**Task goal:** For this task, copy all of the data below exactly and skip the pictures.

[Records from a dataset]
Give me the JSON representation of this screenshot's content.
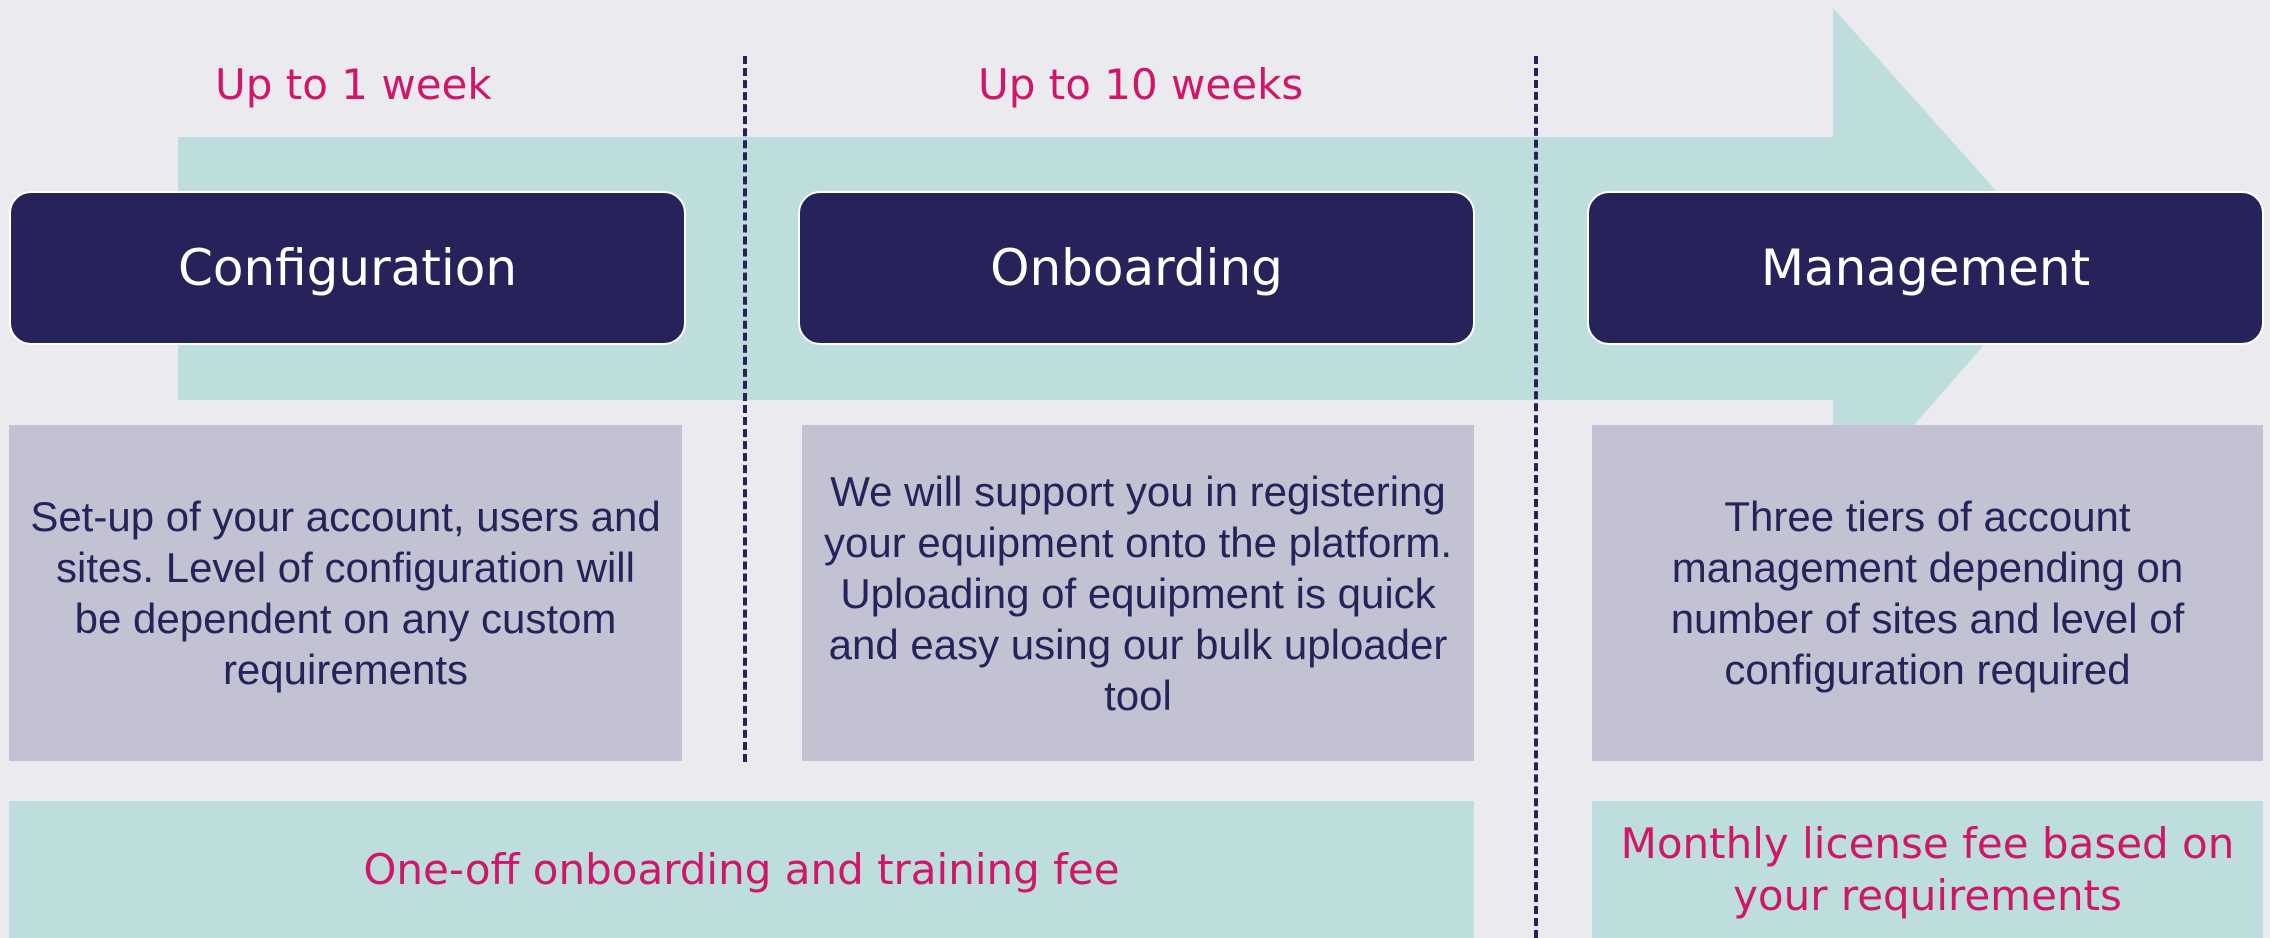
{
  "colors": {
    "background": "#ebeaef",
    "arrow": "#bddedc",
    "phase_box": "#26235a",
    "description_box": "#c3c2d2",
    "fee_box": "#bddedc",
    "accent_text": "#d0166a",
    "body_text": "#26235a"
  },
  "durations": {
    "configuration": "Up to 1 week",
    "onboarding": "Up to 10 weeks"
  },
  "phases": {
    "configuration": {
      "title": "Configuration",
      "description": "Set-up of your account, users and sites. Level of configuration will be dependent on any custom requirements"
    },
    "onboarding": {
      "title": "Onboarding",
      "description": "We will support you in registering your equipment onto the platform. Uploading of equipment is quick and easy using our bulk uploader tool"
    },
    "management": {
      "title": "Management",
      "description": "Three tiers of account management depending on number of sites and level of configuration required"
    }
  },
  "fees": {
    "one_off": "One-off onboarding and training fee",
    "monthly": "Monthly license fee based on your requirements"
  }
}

**Exercise answer:**
Give me the JSON representation of this screenshot's content.
{
  "colors": {
    "background": "#ebeaef",
    "arrow": "#bddedc",
    "phase_box": "#26235a",
    "description_box": "#c3c2d2",
    "fee_box": "#bddedc",
    "accent_text": "#d0166a",
    "body_text": "#26235a"
  },
  "durations": {
    "configuration": "Up to 1 week",
    "onboarding": "Up to 10 weeks"
  },
  "phases": {
    "configuration": {
      "title": "Configuration",
      "description": "Set-up of your account, users and sites. Level of configuration will be dependent on any custom requirements"
    },
    "onboarding": {
      "title": "Onboarding",
      "description": "We will support you in registering your equipment onto the platform. Uploading of equipment is quick and easy using our bulk uploader tool"
    },
    "management": {
      "title": "Management",
      "description": "Three tiers of account management depending on number of sites and level of configuration required"
    }
  },
  "fees": {
    "one_off": "One-off onboarding and training fee",
    "monthly": "Monthly license fee based on your requirements"
  }
}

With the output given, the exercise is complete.